September 12, 2011

The Hockey News has been providing the most comprehensive coverage of the world of hockey since 1947. In each issue, you'll find news, features and opinions about the NHL and leagues across North America and the world.

IN THIS ISSUE

ASK ADAM

Hey Adam, what teams are your dark horse picks to do damage in the NHL this year? Paul Frenette, Boston Hey Paul: In the age of parity, there aren’t many teams you can call “dark horses” in the traditional sense. But if all goes right for the Blue Jackets – meaning, if goalie Steve Mason reverts to his stellar rookie form and new additions Jeff Carter and James Wisniewski pan out – Columbus will make the playoffs. Same goes for the Maple Leafs. Should James Reimer stand on his head as he did last year and new additions Tim Connolly and John-Michael Liles make solid contributions, Toronto will challenge for a post-season berth. Adam, with the deaths of Derek Boogaard and Rick Rypien, do you feel there’s too much pressure on athletes to succeed?…

IN THIS ISSUE

Showtime Nationwide

Catching up with Columbus goalie Steve Mason at a charity golf tournament, former NHL netminder-turned-analyst Kevin Weekes was not shy about his assessment of the Jackets stopper’s abilities. “Does he understand how good he can be in this league?” Weekes said. “Seriously. I believe this guy can be a Vezina candidate, but does he believe it and is he willing to work hard enough to do it?” The Blue Jackets had a great summer, answering questions at center (Jeff Carter) and the power play point (James Wisniewski). But Mason is the real X-factor: a return to Calder form will mean playoffs; a reversion to the past two seasons spells doom. To help the young netminder regain his magic, Columbus has brought in goalie coach Ian Clark, formerly of the Vancouver Canucks.…

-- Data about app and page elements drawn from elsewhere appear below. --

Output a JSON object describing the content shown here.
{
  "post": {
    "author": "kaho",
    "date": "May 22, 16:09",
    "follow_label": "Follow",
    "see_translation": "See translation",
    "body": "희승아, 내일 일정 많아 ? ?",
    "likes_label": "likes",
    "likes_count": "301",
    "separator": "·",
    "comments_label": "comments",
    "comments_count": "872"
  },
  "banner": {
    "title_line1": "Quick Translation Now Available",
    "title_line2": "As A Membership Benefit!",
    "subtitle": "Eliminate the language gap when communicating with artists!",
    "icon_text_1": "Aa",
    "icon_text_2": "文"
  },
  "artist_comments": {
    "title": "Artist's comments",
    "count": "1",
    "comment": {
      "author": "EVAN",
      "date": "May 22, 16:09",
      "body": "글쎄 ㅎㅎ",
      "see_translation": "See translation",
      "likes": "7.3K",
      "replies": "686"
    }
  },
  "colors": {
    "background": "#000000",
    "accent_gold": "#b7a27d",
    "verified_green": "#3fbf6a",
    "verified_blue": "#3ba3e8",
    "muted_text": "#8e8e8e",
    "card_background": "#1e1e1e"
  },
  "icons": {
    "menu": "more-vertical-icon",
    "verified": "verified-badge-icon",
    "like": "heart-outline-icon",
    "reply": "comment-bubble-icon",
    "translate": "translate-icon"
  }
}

IN THIS ISSUE

Pavel UNRAVELLED

EKATERINBURG, RUSSIA It is 4:00 a.m. and the long summer sun is already beginning to peek over the Ural mountain range, burning off the morning mist. Eight instructors and the one journalist invited along to record the trip are among those aboard a Lufthansa flight bound for Koltsovo Airport in Ekaterinburg, Russia. Their final destination is a fourth-year hockey school designed to impart North American coaching techniques to kids aged eight to 16. It’s a long way for the instructors to come and, because it’s for two weeks, a substantial time investment. As one steward says upon learning why this mixture of Canadians and Americans is on the flight: “That’s a strange place to go for a hockey camp.” It is, until you meet the personality responsible for it: hockey’s most unknown…

IN THIS ISSUE

The Instigator